Sitting dead-eyed and empty in a historic portion of Kansas City, Missouri, the mouldering medieval-styled Kansas City Workhouse looks like it comes from a different time period on the outside, but the interior of the vacant hulk is covered in graffiti that belies its more modern origins.
The towered stone fortress on Vine Street was originally built back in 1897 and was actually referred to as the “workhouse castle.” The jail put its inmates to work for the local public works, the very first of which being the creation of the jail itself which was built by the first prisoners who mined the limestone building blocks right out of the ground. Prisoners in the jail tended to be petty offenders such as beggars and drunks from around the city. The medieval European design of the fortress was not only considered trendy at the time but it also gave the site an air of imposing authority.
After a few decades in operation the prison closed its doors for the first time, passing over to over a dozen new owners over the ensuing decades. It was not until 1972 that the castle was shuttered for the last time and it was abandoned.
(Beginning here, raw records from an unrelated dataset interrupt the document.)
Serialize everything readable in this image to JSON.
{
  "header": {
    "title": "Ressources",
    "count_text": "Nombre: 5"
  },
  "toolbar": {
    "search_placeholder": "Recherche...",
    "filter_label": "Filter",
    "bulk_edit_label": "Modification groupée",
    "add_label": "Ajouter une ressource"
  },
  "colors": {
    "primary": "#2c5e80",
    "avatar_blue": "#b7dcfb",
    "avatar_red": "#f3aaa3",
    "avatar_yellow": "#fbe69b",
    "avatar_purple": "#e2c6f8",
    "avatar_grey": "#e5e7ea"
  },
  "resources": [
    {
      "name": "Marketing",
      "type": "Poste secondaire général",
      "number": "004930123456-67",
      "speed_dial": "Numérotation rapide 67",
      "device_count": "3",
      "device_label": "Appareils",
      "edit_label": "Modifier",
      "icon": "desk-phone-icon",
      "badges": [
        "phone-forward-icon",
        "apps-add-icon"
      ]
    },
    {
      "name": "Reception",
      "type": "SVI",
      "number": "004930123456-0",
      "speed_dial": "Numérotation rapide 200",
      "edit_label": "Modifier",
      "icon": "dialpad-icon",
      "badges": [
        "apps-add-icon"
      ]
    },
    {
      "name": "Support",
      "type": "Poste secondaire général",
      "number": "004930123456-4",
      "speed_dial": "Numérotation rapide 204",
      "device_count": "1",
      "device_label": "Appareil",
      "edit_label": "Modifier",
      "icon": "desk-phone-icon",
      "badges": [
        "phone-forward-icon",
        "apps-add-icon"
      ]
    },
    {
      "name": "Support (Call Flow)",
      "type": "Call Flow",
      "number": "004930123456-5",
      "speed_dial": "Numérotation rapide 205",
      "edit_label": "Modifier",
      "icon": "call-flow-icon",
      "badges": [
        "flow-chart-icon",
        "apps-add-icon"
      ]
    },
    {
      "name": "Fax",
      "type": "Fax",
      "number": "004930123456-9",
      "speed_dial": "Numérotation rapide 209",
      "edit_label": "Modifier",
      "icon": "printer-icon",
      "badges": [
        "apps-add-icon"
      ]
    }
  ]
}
Left empty, the crumbling structure began simply a local oddity sitting just off the street. Graffiti artists soon found their way in and began tagging up the walls. In recent years, plans have been put forth to turn the workhouse into a community center and venue, but nothing has begun yet. For now the walls remained decorated by the same minor offenders that would once have been incarcerated between them.
Know Before You Go
The Building is right on the street but is no longer accessible, please view from the street and do not trespass.